"I don't think it'll ever end. Like a postmodern nightmare. Till the end of time."
"I had one of those last night."
"Oh no. Those are the worst."
"Yeah! I dreamt I was saving the world but the tragedies were so great and never-ending, that even though I was winning I was losing. So I kept walking from one room to the next (like in that new Radiohead song) and each new room was a new tragedy. I was all alone at home. I woke up at like, 4, moved out of my bedroom with my blanket, put on the television and watched Sex and the City till I passed out on my couch."
she writes about age,
memory loss, senility,
about watching her mother's
mind disintegrate, about
names, faces, dates, childhoods
recipes to dishes she has cooked
at things she has no comprehension of
anymore: the television, soap,
remote controls, shoelaces.
"she can still read," my mother says
so they read together:
the vishnu sahasranamam.
"she thinks she can sing" my mother says
so they listen to her sing.
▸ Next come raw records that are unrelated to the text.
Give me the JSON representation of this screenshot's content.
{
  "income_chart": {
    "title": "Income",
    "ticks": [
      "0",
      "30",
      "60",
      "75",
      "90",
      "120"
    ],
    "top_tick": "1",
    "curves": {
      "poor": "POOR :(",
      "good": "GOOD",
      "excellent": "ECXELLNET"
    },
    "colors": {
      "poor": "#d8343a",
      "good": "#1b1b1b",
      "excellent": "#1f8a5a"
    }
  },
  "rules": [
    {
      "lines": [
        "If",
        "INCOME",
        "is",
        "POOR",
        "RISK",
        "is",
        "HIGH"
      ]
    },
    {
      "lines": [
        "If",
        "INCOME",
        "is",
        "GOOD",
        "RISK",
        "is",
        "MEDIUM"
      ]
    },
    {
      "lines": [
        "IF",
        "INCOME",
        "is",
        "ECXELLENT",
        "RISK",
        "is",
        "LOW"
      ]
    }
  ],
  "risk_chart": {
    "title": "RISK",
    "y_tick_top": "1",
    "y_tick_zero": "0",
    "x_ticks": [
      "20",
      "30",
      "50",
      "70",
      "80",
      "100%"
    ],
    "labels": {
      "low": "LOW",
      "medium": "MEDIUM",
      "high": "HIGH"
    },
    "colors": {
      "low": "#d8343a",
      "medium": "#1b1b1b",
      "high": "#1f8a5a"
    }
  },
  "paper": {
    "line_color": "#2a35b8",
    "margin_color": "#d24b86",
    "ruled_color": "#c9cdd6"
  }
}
i wonder if i
will have the strength
to write poetry
"If progress were a linear story moving swiftly from a traditional past to a modern future, technology would be the ghost that haunts Nidhi Dugar Kundalia’s insightful new book, The Lost Generation: Chronicling India’s Dying Professions. At the very end of that story, our bodies will be anonymous and unmarked by tradition, healed by those trained in science and medicine, perfumed by scents whose flowers we don’t recognize. We will have a friendly app to mourn for us on Facebook. The Rudaali will cease to exist except in song, for we would have no need for her anymore. The godna artist, the ittar–waala, the street dentist will be relegated to sepia stories representing a past we have run away from."
she said it with certainty, her face pale, her lips loosely bound together, her nose flaring. a couple of minutes later, she shook her head, raised her eyebrows and closed her eyes. her breathing slowed. her panic ebbed. the smells of jasmine came mildly. they tapped at the tip of her nose before entering, and all of a sudden, she smiled. she asked me where i was going. 'chembur', i said. she nodded at me purposefully. i nodded back. two stops after, i stood up. she jostled through everybody else and took my seat with a sigh.
some days i miss
my old email accounts.
rediffmail, with a first-name-only address
yahoo, whose password i haven't changed in twelve years.
hotmail, back when msn was cool.
but i miss more
the emails i got
when i first fell in love
when i discovered that
poetry can be understood,
can be felt, can be loved,
that it doesn't have to be
in strange phrases from the '30s
that it doesn't have to be explained,
that it can be about
puppies, match sticks, bits of soap*
that it can be broken words
that make sense
only to you and me;
that we can learn to love
ourselves, that i could learn to
some days i want to
go back and read the emails
we wrote to each other
that we so cruelly deleted
when we decided
we love ourselves
more than we love
* kukkapilla, aggi pulla, sabbu billa heenamga chudaku denni, kavitamayamenoy anni. (...) prapancham oka padmavyuham, kavitam oka teerani daaham. - srisri, mahaprasthanam.